*** Opening of Exercise data ***
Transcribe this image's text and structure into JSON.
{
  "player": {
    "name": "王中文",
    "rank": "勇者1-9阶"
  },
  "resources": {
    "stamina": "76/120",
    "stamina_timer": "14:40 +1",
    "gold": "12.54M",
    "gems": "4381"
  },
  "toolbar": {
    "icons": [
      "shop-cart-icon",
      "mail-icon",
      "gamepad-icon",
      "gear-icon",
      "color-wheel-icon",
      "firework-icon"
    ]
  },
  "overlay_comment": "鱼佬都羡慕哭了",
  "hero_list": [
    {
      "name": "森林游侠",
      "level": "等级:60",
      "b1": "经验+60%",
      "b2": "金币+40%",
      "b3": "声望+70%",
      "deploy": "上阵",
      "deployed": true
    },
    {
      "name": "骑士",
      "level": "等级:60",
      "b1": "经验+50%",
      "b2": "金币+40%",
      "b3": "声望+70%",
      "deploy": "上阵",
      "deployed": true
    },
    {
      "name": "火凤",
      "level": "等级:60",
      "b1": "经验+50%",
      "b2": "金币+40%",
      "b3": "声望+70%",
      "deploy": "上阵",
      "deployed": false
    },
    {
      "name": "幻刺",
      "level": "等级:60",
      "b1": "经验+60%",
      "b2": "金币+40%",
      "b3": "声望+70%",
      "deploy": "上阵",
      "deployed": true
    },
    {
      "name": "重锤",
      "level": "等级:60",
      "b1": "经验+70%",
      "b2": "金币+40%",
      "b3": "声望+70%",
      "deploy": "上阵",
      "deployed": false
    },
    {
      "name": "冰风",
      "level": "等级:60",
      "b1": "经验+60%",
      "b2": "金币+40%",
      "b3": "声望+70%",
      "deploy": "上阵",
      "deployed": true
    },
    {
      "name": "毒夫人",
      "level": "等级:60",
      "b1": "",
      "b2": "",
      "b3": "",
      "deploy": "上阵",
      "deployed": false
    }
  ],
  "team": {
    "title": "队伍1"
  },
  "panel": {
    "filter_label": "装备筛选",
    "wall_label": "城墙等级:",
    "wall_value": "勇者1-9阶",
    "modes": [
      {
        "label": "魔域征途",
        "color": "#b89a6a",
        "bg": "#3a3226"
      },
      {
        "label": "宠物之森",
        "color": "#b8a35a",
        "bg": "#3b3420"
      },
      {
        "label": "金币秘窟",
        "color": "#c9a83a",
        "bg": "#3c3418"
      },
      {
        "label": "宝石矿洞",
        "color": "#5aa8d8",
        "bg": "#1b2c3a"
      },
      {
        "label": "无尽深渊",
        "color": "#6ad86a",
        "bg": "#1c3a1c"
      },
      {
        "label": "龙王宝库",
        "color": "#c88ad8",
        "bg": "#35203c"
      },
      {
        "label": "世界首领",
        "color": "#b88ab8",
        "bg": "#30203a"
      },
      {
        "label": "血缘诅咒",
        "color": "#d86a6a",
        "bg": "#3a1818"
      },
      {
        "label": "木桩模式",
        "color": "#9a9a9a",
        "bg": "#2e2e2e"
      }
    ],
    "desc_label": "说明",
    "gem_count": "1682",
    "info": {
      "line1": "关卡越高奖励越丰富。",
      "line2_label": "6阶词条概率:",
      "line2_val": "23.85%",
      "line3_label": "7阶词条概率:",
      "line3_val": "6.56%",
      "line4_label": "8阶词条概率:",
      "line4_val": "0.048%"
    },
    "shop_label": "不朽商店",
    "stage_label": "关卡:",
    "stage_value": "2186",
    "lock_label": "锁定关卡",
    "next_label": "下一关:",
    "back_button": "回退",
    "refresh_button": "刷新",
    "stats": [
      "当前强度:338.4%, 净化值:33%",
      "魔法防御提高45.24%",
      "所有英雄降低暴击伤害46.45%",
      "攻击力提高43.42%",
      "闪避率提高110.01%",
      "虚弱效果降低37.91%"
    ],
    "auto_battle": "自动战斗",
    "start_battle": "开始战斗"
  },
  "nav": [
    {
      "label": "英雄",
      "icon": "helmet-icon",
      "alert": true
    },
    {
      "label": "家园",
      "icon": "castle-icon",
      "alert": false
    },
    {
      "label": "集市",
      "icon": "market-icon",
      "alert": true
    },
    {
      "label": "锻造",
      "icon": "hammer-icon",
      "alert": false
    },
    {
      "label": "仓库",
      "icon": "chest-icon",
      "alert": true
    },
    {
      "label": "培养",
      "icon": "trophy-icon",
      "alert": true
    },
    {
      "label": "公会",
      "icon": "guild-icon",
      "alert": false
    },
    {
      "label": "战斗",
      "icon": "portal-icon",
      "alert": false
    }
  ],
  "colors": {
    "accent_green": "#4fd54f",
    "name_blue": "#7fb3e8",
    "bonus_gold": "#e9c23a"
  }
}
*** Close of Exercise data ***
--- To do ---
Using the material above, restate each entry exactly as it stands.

--- Answer below ---
Transcribe this image's text and structure into JSON.
{
  "player": {
    "name": "王中文",
    "rank": "勇者1-9阶"
  },
  "resources": {
    "stamina": "76/120",
    "stamina_timer": "14:40 +1",
    "gold": "12.54M",
    "gems": "4381"
  },
  "toolbar": {
    "icons": [
      "shop-cart-icon",
      "mail-icon",
      "gamepad-icon",
      "gear-icon",
      "color-wheel-icon",
      "firework-icon"
    ]
  },
  "overlay_comment": "鱼佬都羡慕哭了",
  "hero_list": [
    {
      "name": "森林游侠",
      "level": "等级:60",
      "b1": "经验+60%",
      "b2": "金币+40%",
      "b3": "声望+70%",
      "deploy": "上阵",
      "deployed": true
    },
    {
      "name": "骑士",
      "level": "等级:60",
      "b1": "经验+50%",
      "b2": "金币+40%",
      "b3": "声望+70%",
      "deploy": "上阵",
      "deployed": true
    },
    {
      "name": "火凤",
      "level": "等级:60",
      "b1": "经验+50%",
      "b2": "金币+40%",
      "b3": "声望+70%",
      "deploy": "上阵",
      "deployed": false
    },
    {
      "name": "幻刺",
      "level": "等级:60",
      "b1": "经验+60%",
      "b2": "金币+40%",
      "b3": "声望+70%",
      "deploy": "上阵",
      "deployed": true
    },
    {
      "name": "重锤",
      "level": "等级:60",
      "b1": "经验+70%",
      "b2": "金币+40%",
      "b3": "声望+70%",
      "deploy": "上阵",
      "deployed": false
    },
    {
      "name": "冰风",
      "level": "等级:60",
      "b1": "经验+60%",
      "b2": "金币+40%",
      "b3": "声望+70%",
      "deploy": "上阵",
      "deployed": true
    },
    {
      "name": "毒夫人",
      "level": "等级:60",
      "b1": "",
      "b2": "",
      "b3": "",
      "deploy": "上阵",
      "deployed": false
    }
  ],
  "team": {
    "title": "队伍1"
  },
  "panel": {
    "filter_label": "装备筛选",
    "wall_label": "城墙等级:",
    "wall_value": "勇者1-9阶",
    "modes": [
      {
        "label": "魔域征途",
        "color": "#b89a6a",
        "bg": "#3a3226"
      },
      {
        "label": "宠物之森",
        "color": "#b8a35a",
        "bg": "#3b3420"
      },
      {
        "label": "金币秘窟",
        "color": "#c9a83a",
        "bg": "#3c3418"
      },
      {
        "label": "宝石矿洞",
        "color": "#5aa8d8",
        "bg": "#1b2c3a"
      },
      {
        "label": "无尽深渊",
        "color": "#6ad86a",
        "bg": "#1c3a1c"
      },
      {
        "label": "龙王宝库",
        "color": "#c88ad8",
        "bg": "#35203c"
      },
      {
        "label": "世界首领",
        "color": "#b88ab8",
        "bg": "#30203a"
      },
      {
        "label": "血缘诅咒",
        "color": "#d86a6a",
        "bg": "#3a1818"
      },
      {
        "label": "木桩模式",
        "color": "#9a9a9a",
        "bg": "#2e2e2e"
      }
    ],
    "desc_label": "说明",
    "gem_count": "1682",
    "info": {
      "line1": "关卡越高奖励越丰富。",
      "line2_label": "6阶词条概率:",
      "line2_val": "23.85%",
      "line3_label": "7阶词条概率:",
      "line3_val": "6.56%",
      "line4_label": "8阶词条概率:",
      "line4_val": "0.048%"
    },
    "shop_label": "不朽商店",
    "stage_label": "关卡:",
    "stage_value": "2186",
    "lock_label": "锁定关卡",
    "next_label": "下一关:",
    "back_button": "回退",
    "refresh_button": "刷新",
    "stats": [
      "当前强度:338.4%, 净化值:33%",
      "魔法防御提高45.24%",
      "所有英雄降低暴击伤害46.45%",
      "攻击力提高43.42%",
      "闪避率提高110.01%",
      "虚弱效果降低37.91%"
    ],
    "auto_battle": "自动战斗",
    "start_battle": "开始战斗"
  },
  "nav": [
    {
      "label": "英雄",
      "icon": "helmet-icon",
      "alert": true
    },
    {
      "label": "家园",
      "icon": "castle-icon",
      "alert": false
    },
    {
      "label": "集市",
      "icon": "market-icon",
      "alert": true
    },
    {
      "label": "锻造",
      "icon": "hammer-icon",
      "alert": false
    },
    {
      "label": "仓库",
      "icon": "chest-icon",
      "alert": true
    },
    {
      "label": "培养",
      "icon": "trophy-icon",
      "alert": true
    },
    {
      "label": "公会",
      "icon": "guild-icon",
      "alert": false
    },
    {
      "label": "战斗",
      "icon": "portal-icon",
      "alert": false
    }
  ],
  "colors": {
    "accent_green": "#4fd54f",
    "name_blue": "#7fb3e8",
    "bonus_gold": "#e9c23a"
  }
}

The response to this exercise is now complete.